7. What if nobody is willing to serve as administrator of the estate?
Each county has its own Public Administrator, authorized by Illinois statute, to handle such situations. Click here for the Cook County Public Administrator website.
8. I am named as a beneficiary, but I do not want to accept the inheritance, what should I do?
You should consider executing a “Disclaimer”. Disclaimers sit at the intersection of state property law and federal tax law, and must be prepared carefully to comply with both sets of regulations. Property that is disclaimed will then pass as if the disclaimant had predeceased his or her benefactor. For best results, disclaimers should be executed within nine months of the bequest or gift and must be made prior to accepting any benefits. Since the property and tax law requirements are numerous and non-intuitive, you should consult with an estate attorney as soon as possible if you are considering the use of a disclaimer.
9. I was caretaker for a relative. Am I entitled to any compensation?

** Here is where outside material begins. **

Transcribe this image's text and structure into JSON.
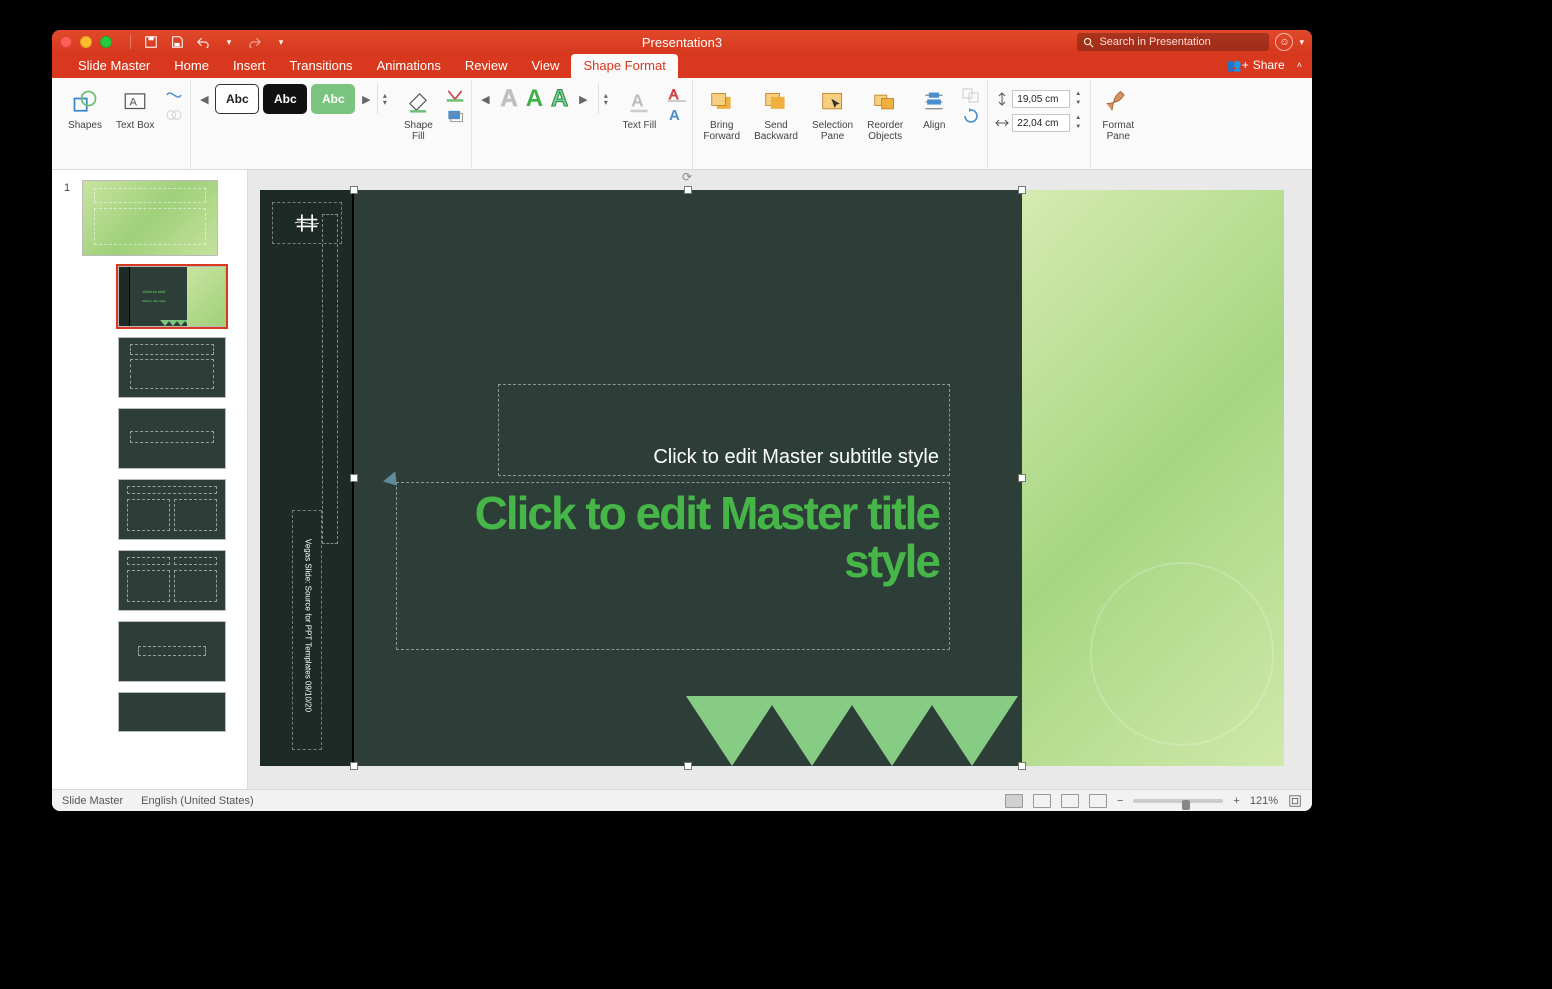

Possibly. Illinois law allows for a special type of claim for caretakers entitled “statutory custodial claim” (755 ILCS 5/18-1.1). In order to qualify, the caretaker must be a close family member (spouse, child, sibling, parent) that has cohabitated with, and cared for, the (at least 25%) disabled person for at least three years. The statute provides for “minimum” claim awards ranging from $45,000 to $180,000, but these amounts can be increased or reduced by the judge or jury based on a number of factors. These claims often raise a whole host of issues, are very fact-intensive and can be very contentious. If you don’t qualify for a statutory custodial claim, you may otherwise have a claim for personal services depending on the situation.
10. Is there any way to probate an estate if the identity of the decedent’s heirs is unknown or if they can’t be located?

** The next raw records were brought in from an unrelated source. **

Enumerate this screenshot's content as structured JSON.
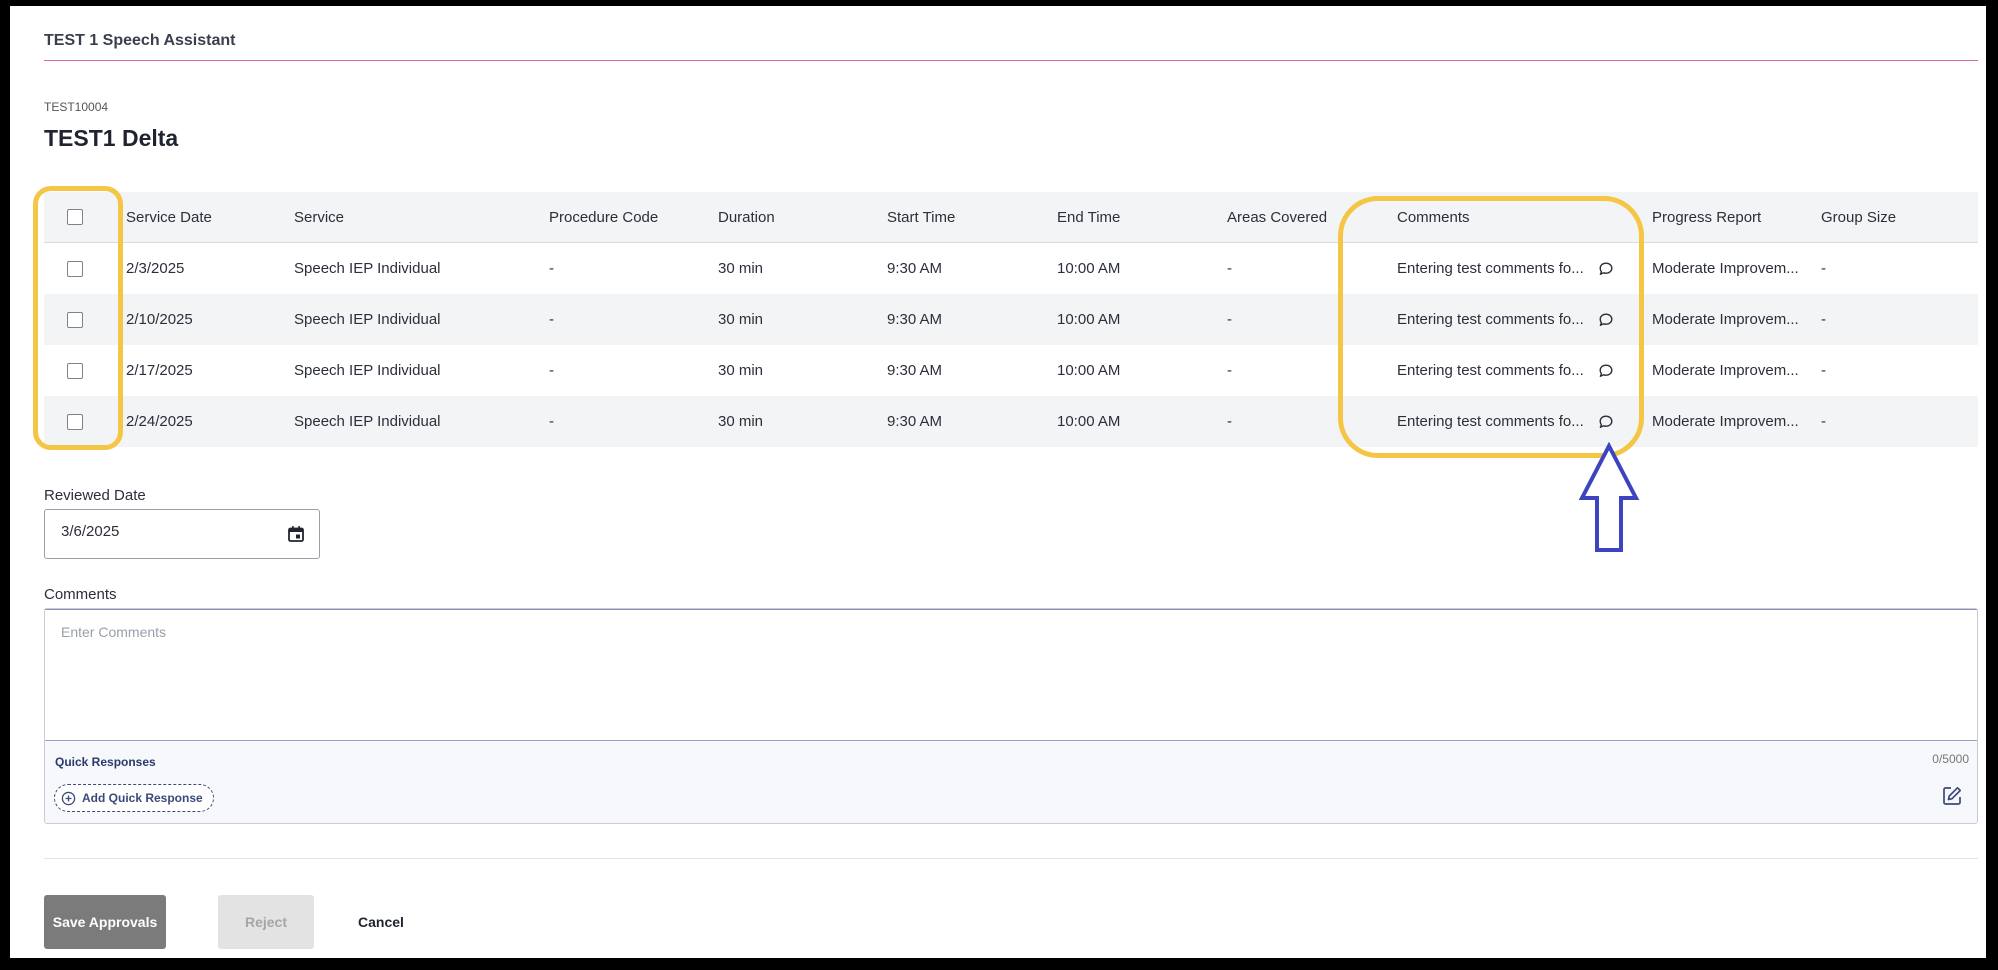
{
  "header": {
    "title": "TEST 1 Speech Assistant"
  },
  "student": {
    "id": "TEST10004",
    "name": "TEST1 Delta"
  },
  "table": {
    "columns": {
      "service_date": "Service Date",
      "service": "Service",
      "procedure_code": "Procedure Code",
      "duration": "Duration",
      "start_time": "Start Time",
      "end_time": "End Time",
      "areas_covered": "Areas Covered",
      "comments": "Comments",
      "progress_report": "Progress Report",
      "group_size": "Group Size"
    },
    "rows": [
      {
        "service_date": "2/3/2025",
        "service": "Speech IEP Individual",
        "procedure_code": "-",
        "duration": "30 min",
        "start_time": "9:30 AM",
        "end_time": "10:00 AM",
        "areas_covered": "-",
        "comments": "Entering test comments fo...",
        "progress_report": "Moderate Improvem...",
        "group_size": "-"
      },
      {
        "service_date": "2/10/2025",
        "service": "Speech IEP Individual",
        "procedure_code": "-",
        "duration": "30 min",
        "start_time": "9:30 AM",
        "end_time": "10:00 AM",
        "areas_covered": "-",
        "comments": "Entering test comments fo...",
        "progress_report": "Moderate Improvem...",
        "group_size": "-"
      },
      {
        "service_date": "2/17/2025",
        "service": "Speech IEP Individual",
        "procedure_code": "-",
        "duration": "30 min",
        "start_time": "9:30 AM",
        "end_time": "10:00 AM",
        "areas_covered": "-",
        "comments": "Entering test comments fo...",
        "progress_report": "Moderate Improvem...",
        "group_size": "-"
      },
      {
        "service_date": "2/24/2025",
        "service": "Speech IEP Individual",
        "procedure_code": "-",
        "duration": "30 min",
        "start_time": "9:30 AM",
        "end_time": "10:00 AM",
        "areas_covered": "-",
        "comments": "Entering test comments fo...",
        "progress_report": "Moderate Improvem...",
        "group_size": "-"
      }
    ]
  },
  "reviewed_date": {
    "label": "Reviewed Date",
    "value": "3/6/2025"
  },
  "comments_section": {
    "label": "Comments",
    "placeholder": "Enter Comments",
    "quick_responses_label": "Quick Responses",
    "counter": "0/5000",
    "add_quick_response": "Add Quick Response"
  },
  "actions": {
    "save": "Save Approvals",
    "reject": "Reject",
    "cancel": "Cancel"
  },
  "colors": {
    "highlight": "#f5c545",
    "arrow": "#3c44c0",
    "header_rule": "#d46aa4",
    "save_button": "#7b7b7b"
  },
  "icons": {
    "comment": "chat-bubble-icon",
    "calendar": "calendar-icon",
    "add": "plus-circle-icon",
    "edit": "edit-icon",
    "annotation": "up-arrow-icon"
  }
}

Yes. The person asking to become representative must file an affidavit stating who the decedent’s heirs are. If the identity is unknown, the affiant must inform the court and arrange for newspaper publication for these unknown heirs. Likewise, if an heir’s whereabouts is unknown, the estate representative must arrange for notice by publication.
11. Is an executor entitled to compensation?

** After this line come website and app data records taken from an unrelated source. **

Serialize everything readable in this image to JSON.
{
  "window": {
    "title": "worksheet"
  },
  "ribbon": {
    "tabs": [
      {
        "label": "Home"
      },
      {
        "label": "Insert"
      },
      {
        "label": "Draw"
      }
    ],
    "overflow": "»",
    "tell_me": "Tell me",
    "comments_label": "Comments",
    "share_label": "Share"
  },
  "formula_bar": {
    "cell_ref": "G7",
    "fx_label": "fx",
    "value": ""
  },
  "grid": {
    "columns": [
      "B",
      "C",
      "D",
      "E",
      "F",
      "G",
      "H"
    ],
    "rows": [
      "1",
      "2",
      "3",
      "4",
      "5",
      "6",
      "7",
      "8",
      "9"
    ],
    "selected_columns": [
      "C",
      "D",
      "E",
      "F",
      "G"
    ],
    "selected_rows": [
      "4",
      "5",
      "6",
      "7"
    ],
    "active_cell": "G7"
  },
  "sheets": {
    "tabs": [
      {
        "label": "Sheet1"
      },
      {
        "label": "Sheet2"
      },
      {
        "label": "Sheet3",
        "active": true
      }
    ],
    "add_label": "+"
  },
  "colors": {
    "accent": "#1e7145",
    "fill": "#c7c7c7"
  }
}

Yes. Every executor and administrator is entitled to receive a reasonable fee for his or her services. What is “reasonable” will depend entirely on the circumstances and should be discussed with the probate attorney early in the process. Ultimately, if contested, the probate judge has the final say on what is and what is not a reasonable fee. An executor’s (or trustee) fee will be taxable income to the executor or trustee.
12. If I am named in a Will as executor, do I have to serve?
Certainly not. Nobody is required to serve as executor. Indeed, you should carefully consider whether to undertake the responsibility, which may be significant both in terms of time spent and fiduciary duties owed to the beneficiaries.
An executor is entitled to expend estate funds to be represented by an attorney. If you are considering acting as an estate representative for an Illinois probate estate, feel free to contact us at (847) 991-2250 for a free initial phone consultation to discuss representation.
Copyright © 2006-2018 Law Offices of Robert H. Glorch. All Rights Reserved.
Disclaimer: All content provided is brief general information and not intended as legal advice. Always consult an attorney before acting. Please read full disclaimer at the bottom of the page.
To schedule a free initial consultation, please call us at (847) 991-2250 or contact us online.